Stored entries

━━━━━━━━━━━━━━━━

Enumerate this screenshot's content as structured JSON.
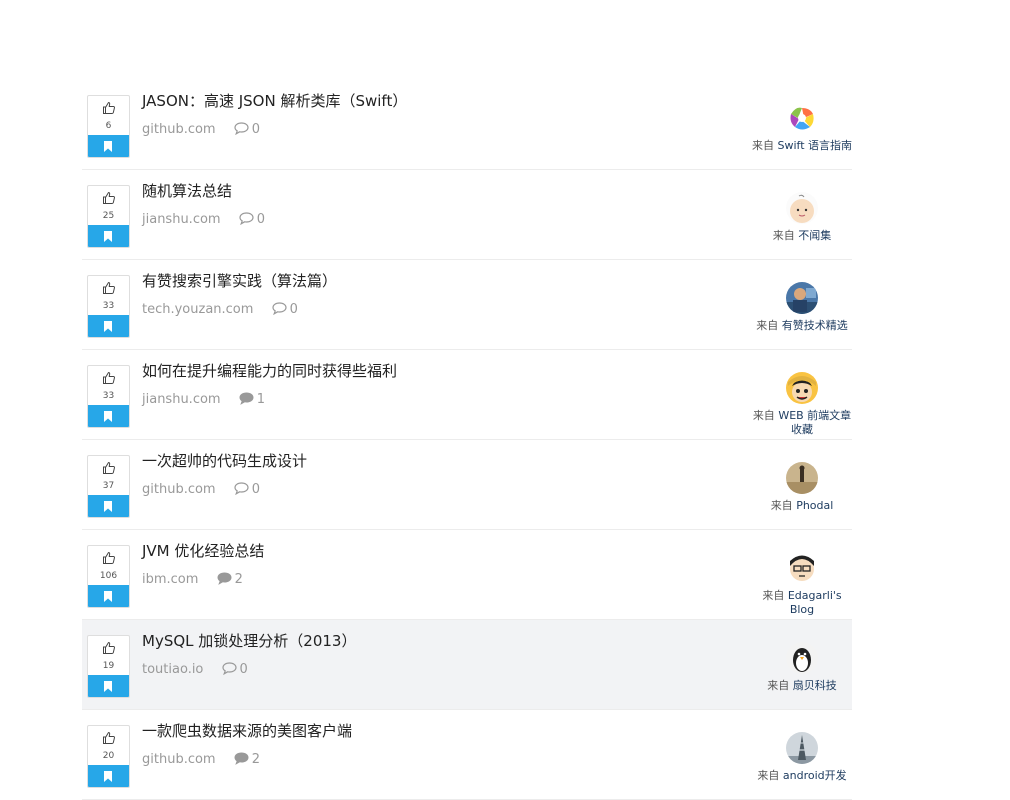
{
  "feed": {
    "from_label": "来自",
    "items": [
      {
        "title": "JASON：高速 JSON 解析类库（Swift）",
        "domain": "github.com",
        "votes": "6",
        "comments": "0",
        "channel": "Swift 语言指南",
        "avatar": "swift-logo-avatar"
      },
      {
        "title": "随机算法总结",
        "domain": "jianshu.com",
        "votes": "25",
        "comments": "0",
        "channel": "不闻集",
        "avatar": "baby-avatar"
      },
      {
        "title": "有赞搜索引擎实践（算法篇）",
        "domain": "tech.youzan.com",
        "votes": "33",
        "comments": "0",
        "channel": "有赞技术精选",
        "avatar": "photo-avatar"
      },
      {
        "title": "如何在提升编程能力的同时获得些福利",
        "domain": "jianshu.com",
        "votes": "33",
        "comments": "1",
        "channel": "WEB 前端文章收藏",
        "avatar": "luffy-avatar"
      },
      {
        "title": "一次超帅的代码生成设计",
        "domain": "github.com",
        "votes": "37",
        "comments": "0",
        "channel": "Phodal",
        "avatar": "silhouette-avatar"
      },
      {
        "title": "JVM 优化经验总结",
        "domain": "ibm.com",
        "votes": "106",
        "comments": "2",
        "channel": "Edagarli's Blog",
        "avatar": "cartoon-glasses-avatar"
      },
      {
        "title": "MySQL 加锁处理分析（2013）",
        "domain": "toutiao.io",
        "votes": "19",
        "comments": "0",
        "channel": "扇贝科技",
        "avatar": "penguin-avatar"
      },
      {
        "title": "一款爬虫数据来源的美图客户端",
        "domain": "github.com",
        "votes": "20",
        "comments": "2",
        "channel": "android开发",
        "avatar": "tower-avatar"
      }
    ]
  },
  "colors": {
    "accent": "#27a7e8",
    "title": "#222222",
    "meta": "#999999",
    "highlight_row": "#f2f3f5"
  }
}
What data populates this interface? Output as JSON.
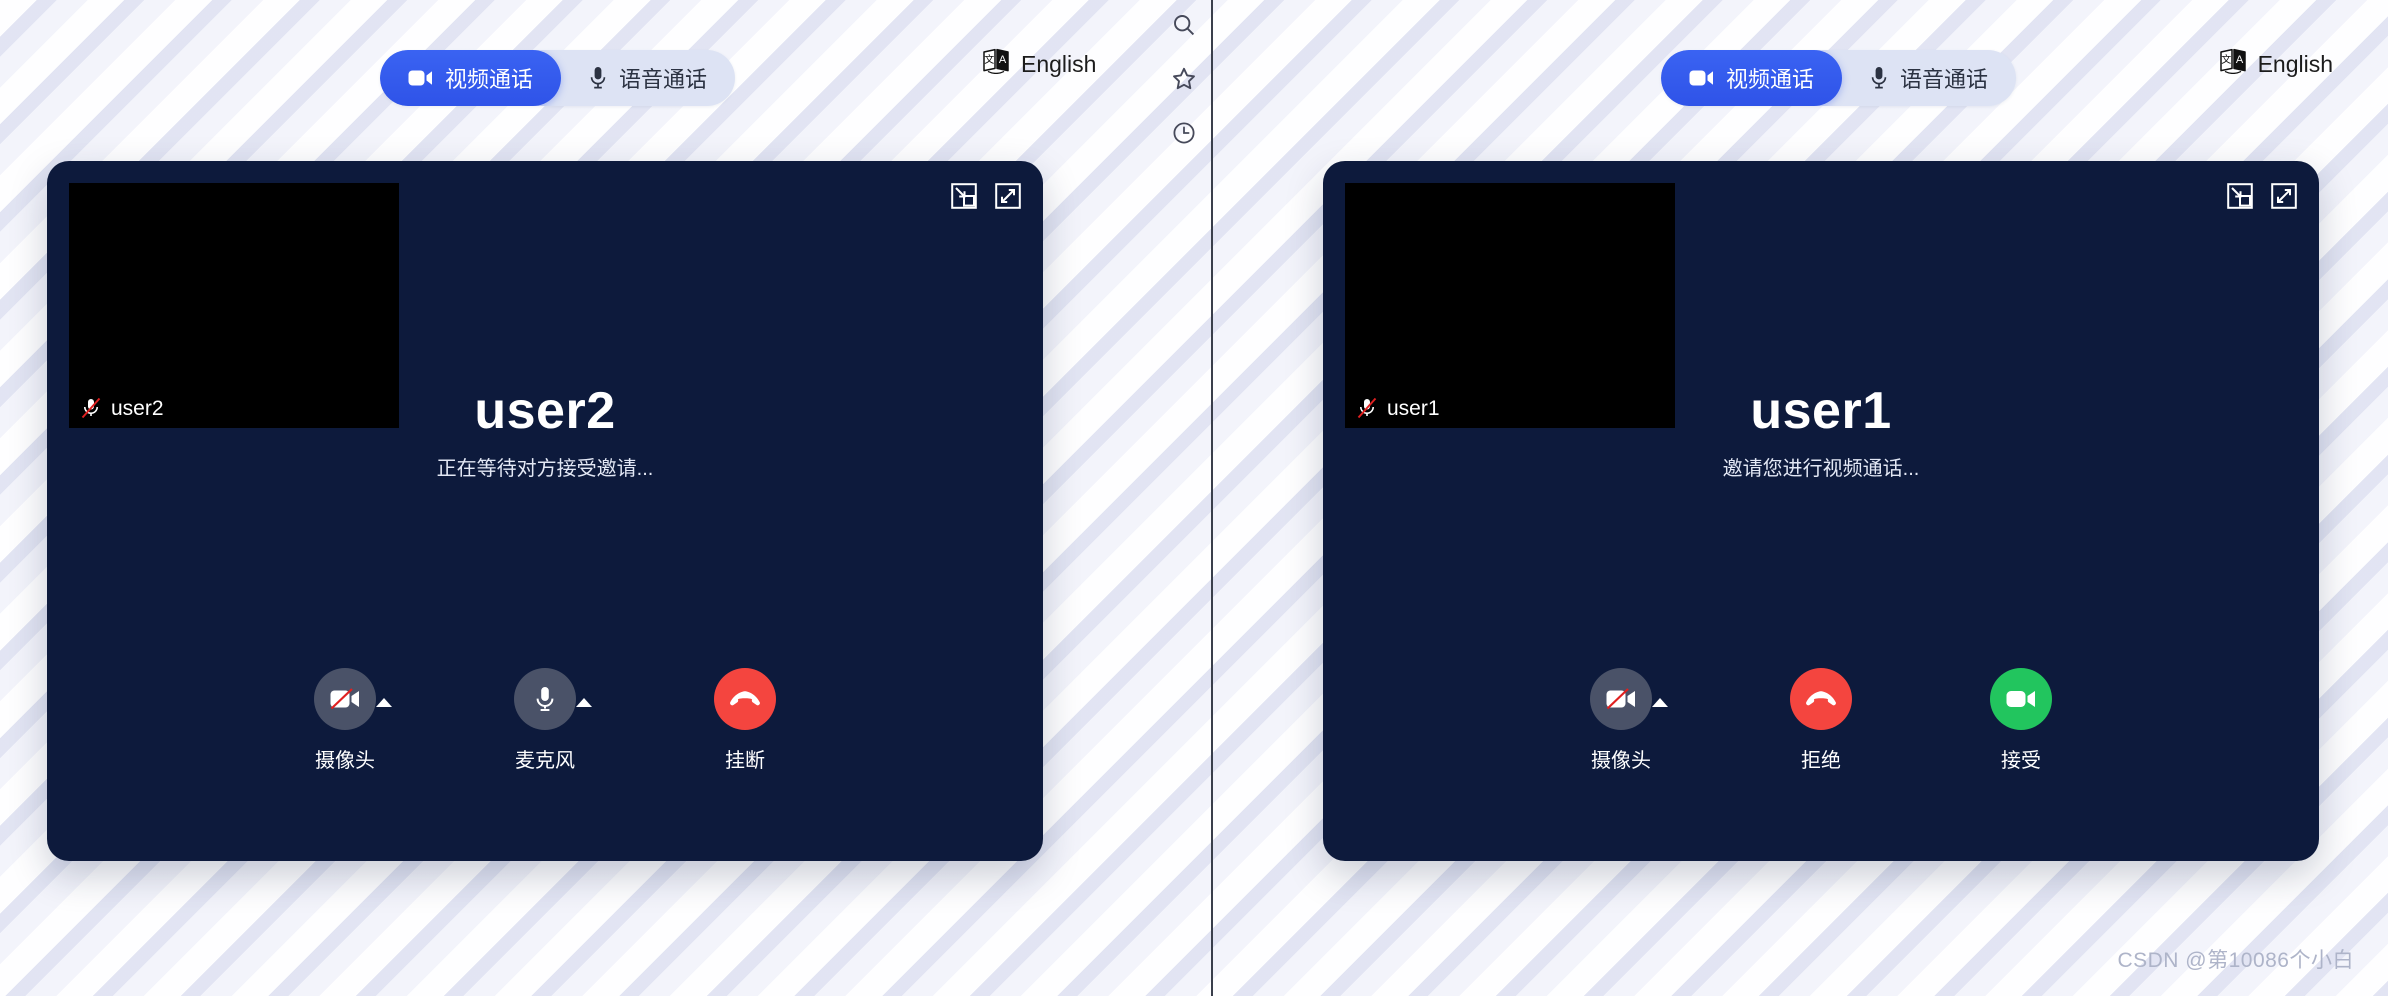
{
  "watermark": "CSDN @第10086个小白",
  "rail": {
    "items": [
      {
        "name": "search-icon",
        "label": "Search"
      },
      {
        "name": "star-icon",
        "label": "Favorites"
      },
      {
        "name": "history-icon",
        "label": "History"
      }
    ]
  },
  "colors": {
    "accent_blue": "#2f53e8",
    "segment_bg": "#dde3f4",
    "panel_navy": "#0d1a3c",
    "danger_red": "#f4453f",
    "success_green": "#22c55e",
    "neutral_gray": "#4a5268",
    "page_bg": "#f2f3fa"
  },
  "left": {
    "tabs": [
      {
        "id": "video",
        "label": "视频通话",
        "icon": "video-camera-icon",
        "active": true
      },
      {
        "id": "audio",
        "label": "语音通话",
        "icon": "microphone-icon",
        "active": false
      }
    ],
    "language": {
      "label": "English",
      "icon": "translate-icon"
    },
    "panel_tools": [
      {
        "name": "picture-in-picture-icon",
        "label": "画中画"
      },
      {
        "name": "fullscreen-icon",
        "label": "全屏"
      }
    ],
    "selfview": {
      "name": "user2",
      "mic_icon": "microphone-muted-icon"
    },
    "peer": {
      "name": "user2",
      "status": "正在等待对方接受邀请..."
    },
    "controls": [
      {
        "id": "camera",
        "label": "摄像头",
        "icon": "camera-off-icon",
        "style": "neutral",
        "caret": true
      },
      {
        "id": "mic",
        "label": "麦克风",
        "icon": "microphone-icon",
        "style": "neutral",
        "caret": true
      },
      {
        "id": "hangup",
        "label": "挂断",
        "icon": "phone-hangup-icon",
        "style": "danger",
        "caret": false
      }
    ]
  },
  "right": {
    "tabs": [
      {
        "id": "video",
        "label": "视频通话",
        "icon": "video-camera-icon",
        "active": true
      },
      {
        "id": "audio",
        "label": "语音通话",
        "icon": "microphone-icon",
        "active": false
      }
    ],
    "language": {
      "label": "English",
      "icon": "translate-icon"
    },
    "panel_tools": [
      {
        "name": "picture-in-picture-icon",
        "label": "画中画"
      },
      {
        "name": "fullscreen-icon",
        "label": "全屏"
      }
    ],
    "selfview": {
      "name": "user1",
      "mic_icon": "microphone-muted-icon"
    },
    "peer": {
      "name": "user1",
      "status": "邀请您进行视频通话..."
    },
    "controls": [
      {
        "id": "camera",
        "label": "摄像头",
        "icon": "camera-off-icon",
        "style": "neutral",
        "caret": true
      },
      {
        "id": "reject",
        "label": "拒绝",
        "icon": "phone-hangup-icon",
        "style": "danger",
        "caret": false
      },
      {
        "id": "accept",
        "label": "接受",
        "icon": "video-camera-icon",
        "style": "success",
        "caret": false
      }
    ]
  }
}
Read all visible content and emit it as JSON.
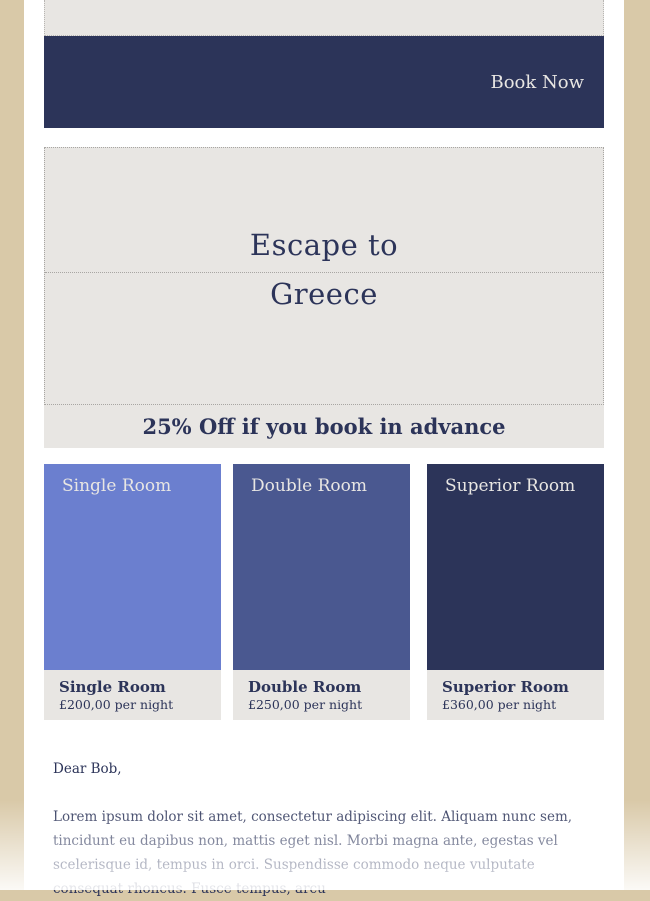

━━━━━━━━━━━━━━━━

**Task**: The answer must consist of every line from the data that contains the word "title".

**Exercise result**:
        "title": "JASON：高速 JSON 解析类库（Swift）",
        "title": "随机算法总结",
        "title": "有赞搜索引擎实践（算法篇）",
        "title": "如何在提升编程能力的同时获得些福利",
        "title": "一次超帅的代码生成设计",
        "title": "JVM 优化经验总结",
        "title": "MySQL 加锁处理分析（2013）",
        "title": "一款爬虫数据来源的美图客户端",
    "title": "#222222",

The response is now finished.